Sec Hillary Clinton has consistent pointed the finger at others, who she was dependent. So not only does she want a shortcut to the Wh. She doesn’t want to held accountable for her own choices, which by here reckoning suggests,

“The men made me do it.”

“(“aka “Party of Peace”)” laughing. Yeah, that party.

In the instances of Iraq and Afghanistan, there was plenty of information that challenged a case for war. Most importantly, was the information that was there.

#22 Comment By Rich Broderick On April 29, 2015 @ 12:58 am

Whether Chafee is a serious contender or not, his statement about disqualification is correct. She, and every other Democratic Senator who voted for the AUMF, should be barred from future political office and spend the rest of their lives doing penance.

As far as what she’s learned, I seem to recall that, as Secretary of State, she was obliquely critical of Obama for not taking bolder leadership in toppling Gaddafi. The 900 to 1000 refugees who drowned last week off the coast of Libya are part of her legacy, too.

#23 Comment By Mr. Libertarian On April 29, 2015 @ 11:50 pm

I will say this again, even though I’m often censored, because I hit hard, even though socialists get to say whatever they want on economic issues, and write endless apologies for Hillary Clinton. Hillary Clinton is on the left, no doubt, but she is an opportunist. She has voted for the Iraq War. Former Obama Secretary of Defense Robert Gates has said that Hillary Clinton is an opportunist. She goad Bill Clinton into the Balkans War, which was the impetus for the fake, phony 2000 promise by George W. Bush that he support a “more humble foreign policy”, and he lied and delivered the exact diametrical opposite of that. That’s what he did. He lied! And Hillary Clinton goaded Obama into the Libya disaster, which was another expensive mistake that cost America money, money we cannot afford, and I presciently told others at the time that that was a mistake and I was correct. Hillary Clinton would not be a DLC moderate, triangulator, and would not compromise with the GOP like Bill did. But there would be more war. And progressive Democrats, who support liberal interventionism, which by the way is what Obama thinks, see e.g. Libya, Syria, Afghanistan, Iraq, etc. That’s what the voters wanted, out of the wars. He was willing to crater his presidency on other issues, so the compromise argument does not work. Wilson, was a liberal interventionist. Truman did Korea. Then there’s LBJ in Vietnam. It might be fine to back a social democrat if there is a going to be very strict policy of non-intervention, but that’s never going to happen. Likewise, it was okay to back a social conservative, if they promise to hold the line on spending, but that never, ever happened. Hence, why the garden variety arguments seem very stale to me, from both left and right.

#24 Comment By philadelphialawyer On April 30, 2015 @ 1:11 am
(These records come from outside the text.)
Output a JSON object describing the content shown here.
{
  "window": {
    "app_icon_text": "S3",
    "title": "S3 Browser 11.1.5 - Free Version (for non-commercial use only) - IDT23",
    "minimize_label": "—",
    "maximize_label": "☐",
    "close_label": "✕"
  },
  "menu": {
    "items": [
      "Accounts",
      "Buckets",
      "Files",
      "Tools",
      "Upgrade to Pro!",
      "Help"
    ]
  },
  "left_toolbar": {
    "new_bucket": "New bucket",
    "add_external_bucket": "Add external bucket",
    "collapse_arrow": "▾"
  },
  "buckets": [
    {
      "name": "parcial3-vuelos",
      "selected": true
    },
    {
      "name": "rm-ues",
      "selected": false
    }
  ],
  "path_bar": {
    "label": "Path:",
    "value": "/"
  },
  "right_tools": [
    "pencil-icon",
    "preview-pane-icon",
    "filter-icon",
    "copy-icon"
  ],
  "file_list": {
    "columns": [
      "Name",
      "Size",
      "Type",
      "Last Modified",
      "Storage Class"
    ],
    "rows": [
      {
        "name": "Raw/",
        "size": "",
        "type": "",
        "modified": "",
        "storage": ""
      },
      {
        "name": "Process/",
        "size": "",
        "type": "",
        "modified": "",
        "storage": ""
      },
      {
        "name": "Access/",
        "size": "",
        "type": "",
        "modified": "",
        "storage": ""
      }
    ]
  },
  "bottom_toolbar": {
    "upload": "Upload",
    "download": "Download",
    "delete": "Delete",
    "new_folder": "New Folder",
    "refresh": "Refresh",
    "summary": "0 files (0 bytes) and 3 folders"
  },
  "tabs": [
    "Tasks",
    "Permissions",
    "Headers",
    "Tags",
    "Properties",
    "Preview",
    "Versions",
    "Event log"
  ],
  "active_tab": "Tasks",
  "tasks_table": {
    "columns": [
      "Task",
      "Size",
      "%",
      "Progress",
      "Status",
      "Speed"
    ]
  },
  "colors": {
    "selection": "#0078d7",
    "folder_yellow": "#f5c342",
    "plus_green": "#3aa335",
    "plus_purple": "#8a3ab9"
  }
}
“but if accountability to one’s own position matters. none of them have blamed anyone else for their views.”

LOL! So the “Party of Peace” warmongers are better than Hillary because they not only have no excuse to present for their Iraq AUMF votes (or for the rest of their warmongering, which actually manages to exceed hers), but have not even admitted that they were wrong at all!

Not seeing it.